Community Coalition hosts a fair in Exposition Park to give legal help to reduce non-violent felonies.
Exposition Park was filled with over 5,000 people as everyone came out to raise awareness and learn more about proposition 47, which allows people to have their felonies changed to misdemeanors, on Sunday, Sept. 27.
People were lined up as early 4 a.m. for the fair, which lasted from 11 a.m. to 5 p.m. The fair was completely free and organized around the record change process. First, there was a station for people to obtain their record and receive a Live Scan, which normally costs $70. Then, there was a review station with attorneys, who all volunteered, to see if any of the convictions that can be changed under prop 47. After reviewing, there was a station for filling out the petitions, along with a station where a declaration is made. After putting all of this together, there was a Xerox and mailing station so that people can mail off their information to the courts and have their own copies as well. There were also other workshops on site dealing with health care, immigration, jobs and housing.

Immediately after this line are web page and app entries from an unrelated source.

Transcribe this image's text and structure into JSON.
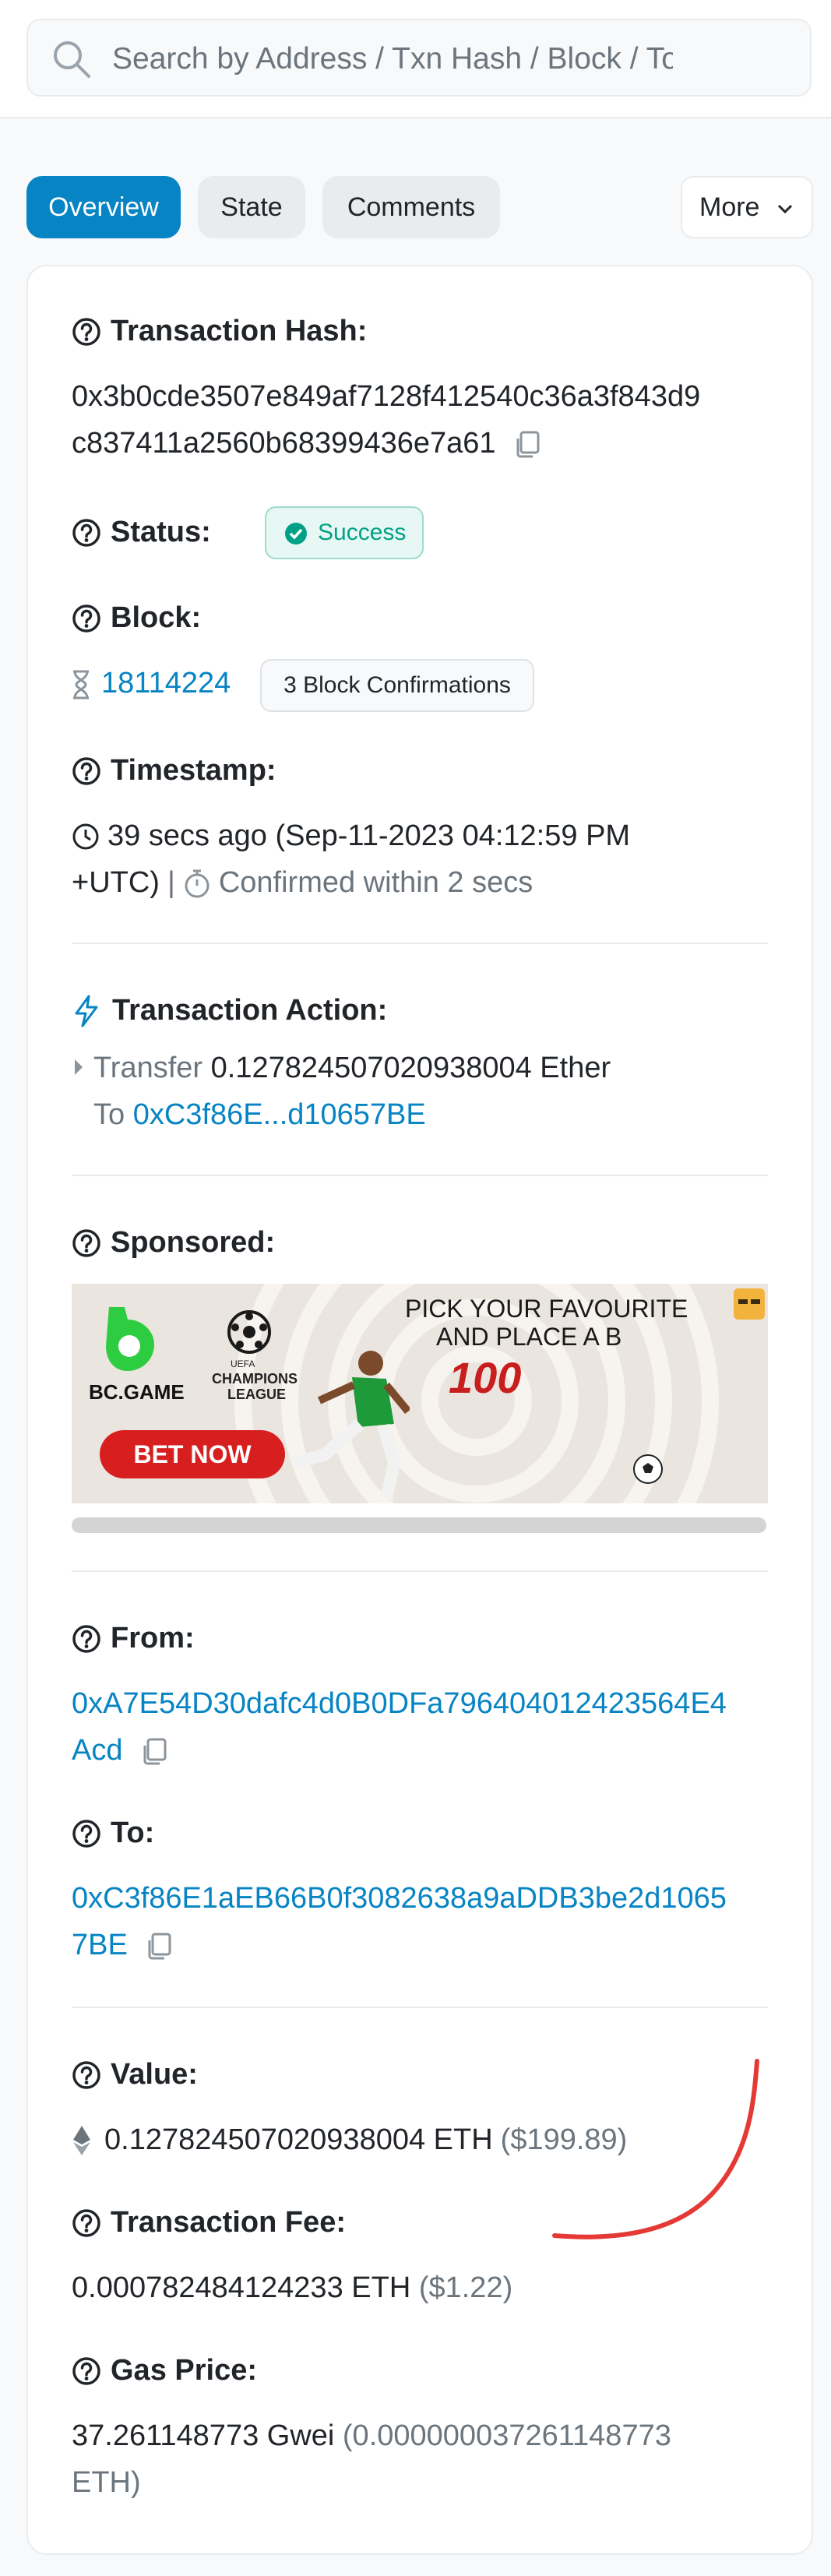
{
  "search": {
    "placeholder": "Search by Address / Txn Hash / Block / Token / Domain Name"
  },
  "tabs": [
    {
      "label": "Overview",
      "active": true
    },
    {
      "label": "State",
      "active": false
    },
    {
      "label": "Comments",
      "active": false
    }
  ],
  "more_label": "More",
  "tx": {
    "hash_label": "Transaction Hash:",
    "hash_line1": "0x3b0cde3507e849af7128f412540c36a3f843d9",
    "hash_line2": "c837411a2560b68399436e7a61",
    "status_label": "Status:",
    "status_value": "Success",
    "block_label": "Block:",
    "block_number": "18114224",
    "block_confirmations": "3 Block Confirmations",
    "timestamp_label": "Timestamp:",
    "timestamp_line1": "39 secs ago (Sep-11-2023 04:12:59 PM",
    "timestamp_line2": "+UTC)",
    "timestamp_sep": "|",
    "confirmed_within": "Confirmed within 2 secs",
    "action_label": "Transaction Action:",
    "action_verb": "Transfer",
    "action_amount": "0.127824507020938004 Ether",
    "action_to_word": "To",
    "action_to_addr": "0xC3f86E...d10657BE",
    "sponsored_label": "Sponsored:",
    "from_label": "From:",
    "from_line1": "0xA7E54D30dafc4d0B0DFa796404012423564E4",
    "from_line2": "Acd",
    "to_label": "To:",
    "to_line1": "0xC3f86E1aEB66B0f3082638a9aDDB3be2d1065",
    "to_line2": "7BE",
    "value_label": "Value:",
    "value_eth": "0.127824507020938004 ETH",
    "value_usd": "($199.89)",
    "fee_label": "Transaction Fee:",
    "fee_eth": "0.000782484124233 ETH",
    "fee_usd": "($1.22)",
    "gas_label": "Gas Price:",
    "gas_gwei": "37.261148773 Gwei",
    "gas_eth_line1": "(0.000000037261148773",
    "gas_eth_line2": "ETH)"
  },
  "ad": {
    "brand": "BC.GAME",
    "league_line1": "UEFA",
    "league_line2": "CHAMPIONS",
    "league_line3": "LEAGUE",
    "headline_line1": "PICK YOUR FAVOURITE",
    "headline_line2": "AND PLACE A B",
    "amount": "100",
    "cta": "BET NOW"
  },
  "colors": {
    "link": "#0784c3",
    "success": "#00a186",
    "annotation": "#e53935",
    "ad_cta": "#d71f1f",
    "brand_green": "#2ecc40"
  },
  "icons": [
    "search-icon",
    "help-circle-icon",
    "copy-icon",
    "check-circle-icon",
    "hourglass-icon",
    "clock-icon",
    "stopwatch-icon",
    "lightning-icon",
    "caret-right-icon",
    "ethereum-icon",
    "chevron-down-icon"
  ]
}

“You are convicted of a crime, you serve your time and your debt is supposed to be paid, but many of us, we understand that we can never change the past, therefore our debt is never paid,” said Susan Burton, founder of A New Way of Life Bridge Project. “To be here, watching the community show up in the thousands seeking relief from the burden of a felony conviction, is so hopeful and powerful.”
Proposition 47 was passed by California voters on November 4, 2014. It is a law that allows people who have had a prior felony record for low-level, nonviolent offenses, to change their record to a misdemeanor. The proposition covers felonies including simple drug possession, petty theft, shoplifting, forgery, writing a bad check, and receipt of stolen property. These all must be offenses of under $950.

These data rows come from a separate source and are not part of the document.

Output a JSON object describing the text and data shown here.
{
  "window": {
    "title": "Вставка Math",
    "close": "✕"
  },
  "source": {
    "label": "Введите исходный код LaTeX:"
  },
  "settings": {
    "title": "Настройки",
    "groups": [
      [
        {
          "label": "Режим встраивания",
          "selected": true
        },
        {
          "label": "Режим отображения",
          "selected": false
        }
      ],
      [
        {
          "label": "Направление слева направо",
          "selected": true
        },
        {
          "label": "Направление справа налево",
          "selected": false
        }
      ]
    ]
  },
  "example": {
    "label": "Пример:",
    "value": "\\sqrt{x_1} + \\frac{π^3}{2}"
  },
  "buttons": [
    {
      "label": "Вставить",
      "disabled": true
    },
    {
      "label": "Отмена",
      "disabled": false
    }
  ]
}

“We crafted proposition 47 because California’s criminal justice system is broken. The public knows it and the public is ready for change. We literally waste billions of dollars per year on bloated and costly prisons that return people worse off than they were before,” said Lenore Anderson, coauthor of Proposition 47. “There’s a smarter way to protect our communities. We need to reinvest that money and stop wasting billions of dollars incarcerating too many people for too long, especially for nonviolent incidents, and we need to invest that money in treatment, prevention and community health.”

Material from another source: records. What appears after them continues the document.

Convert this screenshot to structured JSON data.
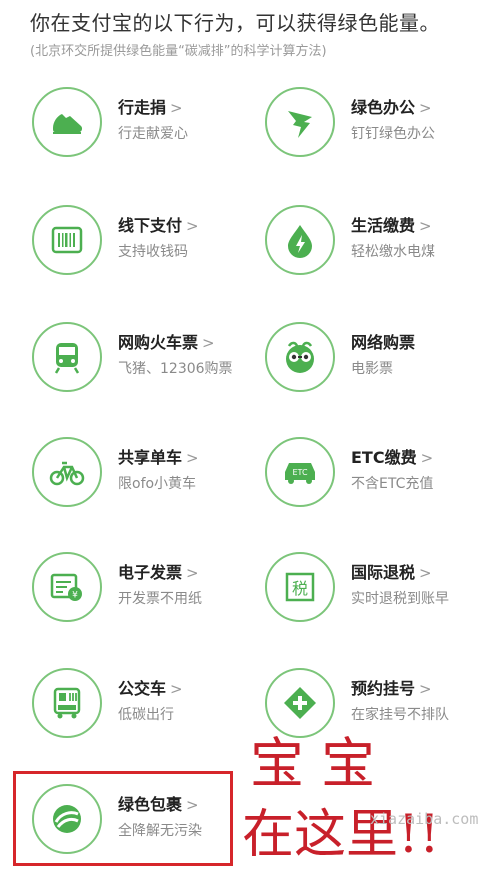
{
  "header": {
    "title": "你在支付宝的以下行为，可以获得绿色能量。",
    "subtitle": "(北京环交所提供绿色能量“碳减排”的科学计算方法)"
  },
  "colors": {
    "accent": "#4caf50",
    "ring": "#7cc57a",
    "highlight": "#d6262a",
    "scrawl": "#c8202a"
  },
  "items": [
    {
      "name": "行走捐",
      "desc": "行走献爱心",
      "icon": "shoe-icon"
    },
    {
      "name": "绿色办公",
      "desc": "钉钉绿色办公",
      "icon": "dingtalk-icon"
    },
    {
      "name": "线下支付",
      "desc": "支持收钱码",
      "icon": "barcode-icon"
    },
    {
      "name": "生活缴费",
      "desc": "轻松缴水电煤",
      "icon": "water-drop-icon"
    },
    {
      "name": "网购火车票",
      "desc": "飞猪、12306购票",
      "icon": "train-icon"
    },
    {
      "name": "网络购票",
      "desc": "电影票",
      "icon": "glasses-icon"
    },
    {
      "name": "共享单车",
      "desc": "限ofo小黄车",
      "icon": "bicycle-icon"
    },
    {
      "name": "ETC缴费",
      "desc": "不含ETC充值",
      "icon": "etc-car-icon"
    },
    {
      "name": "电子发票",
      "desc": "开发票不用纸",
      "icon": "invoice-icon"
    },
    {
      "name": "国际退税",
      "desc": "实时退税到账早",
      "icon": "tax-icon"
    },
    {
      "name": "公交车",
      "desc": "低碳出行",
      "icon": "bus-icon"
    },
    {
      "name": "预约挂号",
      "desc": "在家挂号不排队",
      "icon": "medical-plus-icon"
    },
    {
      "name": "绿色包裹",
      "desc": "全降解无污染",
      "icon": "package-icon"
    }
  ],
  "arrow": ">",
  "annotation": {
    "line1": "宝 宝",
    "line2": "在这里!!"
  },
  "etc_label": "ETC",
  "tax_char": "税",
  "invoice_char": "¥",
  "watermark": "xiazaiba.com"
}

A felony is the most serious of crimes and is often associated with rape and murder, while a misdemeanor is a less serious crime, such as driving while intoxicated. When it comes to felonies, employment and housing are very affected and often result in refusal. Felonies can also result in losing the rights to serve on a jury, vote and even practice some professions.
“Once I found out about prop 47, I felt like everything it addressed fit for me, everything that they can reduce from felony to misdemeanor, I’ve had on my rap sheet,” said Winnetka Vaden, who works with Community Reflections Incorporated. “I started law school in 2001 and I was hindered because I had felonies, so I’ve been doing prop 47 events through my beauty salon and Southwest College to give people in the community a second chance to get their life and records clean.”
The fair helped out many people and gave them information on how to get their records clean. The services provided are usually costly, from $70 Live Scans to hiring an attorney to review records, and thousands of people were able to receive them for free.
“It was amazing, you have all ethnicities coming out to support this movement of criminal justice reform, giving folks a second chance and opening doors for people who have been in the system, said Gilbert Johnson, a member of Community Coalition, which put on the event. “I came out to get legal aid to get some of my felonies reduced and it was very helpful. I got a lot of clarity as far as what I need to do for next steps towards improving and getting my record cleaned.”
There will be another Proposition 47 event at Los Angeles Southwest College on Saturday, Oct. 3 from 11 a.m. to 5 p.m. For more information on this event, visit southlaforprop47.org. For more information about the proposition, visit myprop47.org.